_Work item:_ Exactly as written, output each of the lines below, with no images.

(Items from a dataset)
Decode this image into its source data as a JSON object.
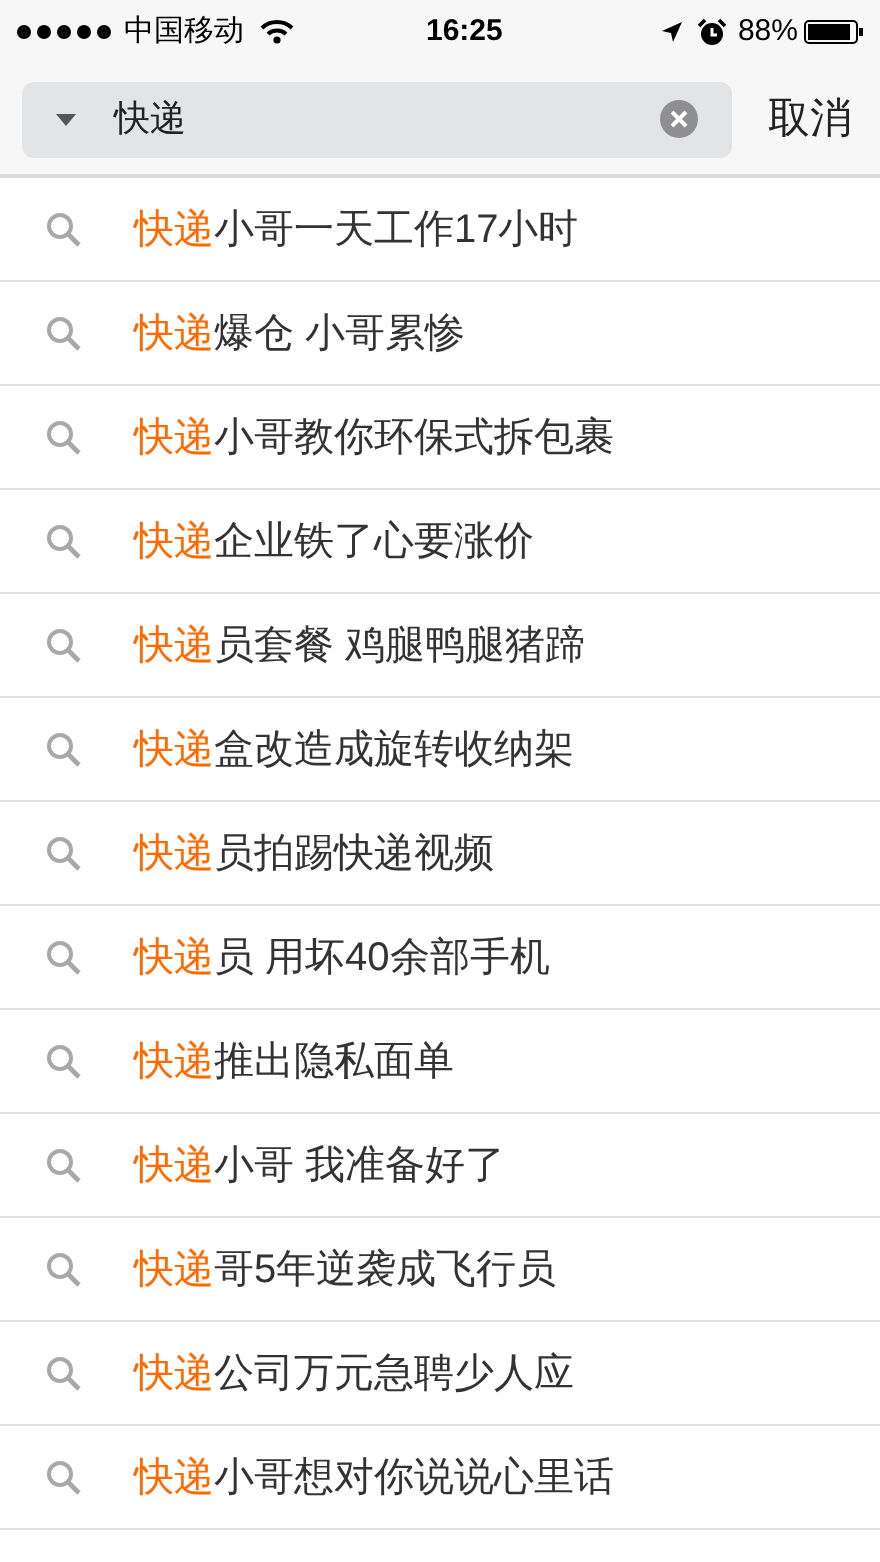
{
  "status_bar": {
    "carrier": "中国移动",
    "time": "16:25",
    "battery": "88%"
  },
  "search": {
    "value": "快递",
    "cancel": "取消"
  },
  "suggestions": [
    {
      "highlight": "快递",
      "rest": "小哥一天工作17小时"
    },
    {
      "highlight": "快递",
      "rest": "爆仓 小哥累惨"
    },
    {
      "highlight": "快递",
      "rest": "小哥教你环保式拆包裹"
    },
    {
      "highlight": "快递",
      "rest": "企业铁了心要涨价"
    },
    {
      "highlight": "快递",
      "rest": "员套餐 鸡腿鸭腿猪蹄"
    },
    {
      "highlight": "快递",
      "rest": "盒改造成旋转收纳架"
    },
    {
      "highlight": "快递",
      "rest": "员拍踢快递视频"
    },
    {
      "highlight": "快递",
      "rest": "员 用坏40余部手机"
    },
    {
      "highlight": "快递",
      "rest": "推出隐私面单"
    },
    {
      "highlight": "快递",
      "rest": "小哥 我准备好了"
    },
    {
      "highlight": "快递",
      "rest": "哥5年逆袭成飞行员"
    },
    {
      "highlight": "快递",
      "rest": "公司万元急聘少人应"
    },
    {
      "highlight": "快递",
      "rest": "小哥想对你说说心里话"
    }
  ]
}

_Solution for this task:_
Decode this image into its source data as a JSON object.
{
  "status_bar": {
    "carrier": "中国移动",
    "time": "16:25",
    "battery": "88%"
  },
  "search": {
    "value": "快递",
    "cancel": "取消"
  },
  "suggestions": [
    {
      "highlight": "快递",
      "rest": "小哥一天工作17小时"
    },
    {
      "highlight": "快递",
      "rest": "爆仓 小哥累惨"
    },
    {
      "highlight": "快递",
      "rest": "小哥教你环保式拆包裹"
    },
    {
      "highlight": "快递",
      "rest": "企业铁了心要涨价"
    },
    {
      "highlight": "快递",
      "rest": "员套餐 鸡腿鸭腿猪蹄"
    },
    {
      "highlight": "快递",
      "rest": "盒改造成旋转收纳架"
    },
    {
      "highlight": "快递",
      "rest": "员拍踢快递视频"
    },
    {
      "highlight": "快递",
      "rest": "员 用坏40余部手机"
    },
    {
      "highlight": "快递",
      "rest": "推出隐私面单"
    },
    {
      "highlight": "快递",
      "rest": "小哥 我准备好了"
    },
    {
      "highlight": "快递",
      "rest": "哥5年逆袭成飞行员"
    },
    {
      "highlight": "快递",
      "rest": "公司万元急聘少人应"
    },
    {
      "highlight": "快递",
      "rest": "小哥想对你说说心里话"
    }
  ]
}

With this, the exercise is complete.